“Instead of the long-term trend due to climate change the inter-annual variability due to large-scale process like the El Niño Southern Oscillation is more determinant for cyclones in the North Indian Ocean,” said Mohapatra.

The El Niño Southern Oscillation is a periodic fluctuation in sea surface temperature and air pressure in the equatorial Pacific Ocean that affects much of the tropics and subtropics. The warming phase is known as El Niño and the cooling phase as La Niña.

Yet another complicating factor is the presence of the Indian Ocean Dipole, a temperature gradient like the El Niño Southern Oscillation but in the Indian Ocean.

During a La Niña year, Mohapatra explained, cyclones follow a northerly track and more cyclones hit Odisha, West Bengal and Bangladesh. In an El Niño year the cyclones head towards Tamil Nadu and southern Andhra Pradesh. Secondly, the frequency and intensity of cyclones is greater in a La Niña year for the post-monsoon period between October and December. In an El Niño year the frequency, intensity, track length and likelihood of cyclones are all lower.

Mohapatra observed that cyclonic activity had been subdued this year in October and up till mid-November, after which it increased significantly and generated cyclones Nada and Vardah in quick succession.

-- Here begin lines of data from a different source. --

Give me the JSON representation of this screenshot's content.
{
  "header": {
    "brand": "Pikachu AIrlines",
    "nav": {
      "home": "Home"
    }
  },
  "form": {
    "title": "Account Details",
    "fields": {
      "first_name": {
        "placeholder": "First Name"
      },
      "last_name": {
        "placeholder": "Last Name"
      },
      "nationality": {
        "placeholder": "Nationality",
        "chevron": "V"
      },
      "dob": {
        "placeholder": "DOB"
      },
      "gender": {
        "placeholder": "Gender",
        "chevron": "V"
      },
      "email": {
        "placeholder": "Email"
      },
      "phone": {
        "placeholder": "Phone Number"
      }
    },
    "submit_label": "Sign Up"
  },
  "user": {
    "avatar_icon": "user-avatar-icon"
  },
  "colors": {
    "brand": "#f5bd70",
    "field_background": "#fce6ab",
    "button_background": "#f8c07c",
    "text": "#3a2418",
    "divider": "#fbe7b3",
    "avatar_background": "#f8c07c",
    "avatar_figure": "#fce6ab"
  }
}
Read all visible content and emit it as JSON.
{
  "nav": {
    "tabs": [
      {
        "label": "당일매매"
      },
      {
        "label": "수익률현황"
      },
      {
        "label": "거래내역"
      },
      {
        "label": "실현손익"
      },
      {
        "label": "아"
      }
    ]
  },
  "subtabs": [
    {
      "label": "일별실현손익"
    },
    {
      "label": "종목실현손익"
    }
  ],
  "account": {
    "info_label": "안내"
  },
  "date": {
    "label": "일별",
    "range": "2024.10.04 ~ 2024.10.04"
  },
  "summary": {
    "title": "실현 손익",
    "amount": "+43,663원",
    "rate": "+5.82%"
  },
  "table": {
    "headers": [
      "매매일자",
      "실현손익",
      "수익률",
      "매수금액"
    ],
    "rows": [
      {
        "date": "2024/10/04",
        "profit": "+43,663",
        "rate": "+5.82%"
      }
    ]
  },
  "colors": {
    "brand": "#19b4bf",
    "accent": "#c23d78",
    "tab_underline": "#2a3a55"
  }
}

“El Nino conditions were strong last year and now this is the year following strong El Niño conditions,” said Mohapatra. “Right now after about November 15, there have been La Niña conditions and so the frequency and intensity of cyclones are increasing.”

What all this suggests is that there is no quick answer to whether India’s East coast will be battered by more severe storms in the coming months and years. But if Cyclone Vardah and 2014’s Cyclone Hudhud are anything to go by, cities like Chennai and Visakhapatnam, and coastal areas adjoining them, had best learn to adapt and start building storm-proof infrastructure to save lives and livelihoods.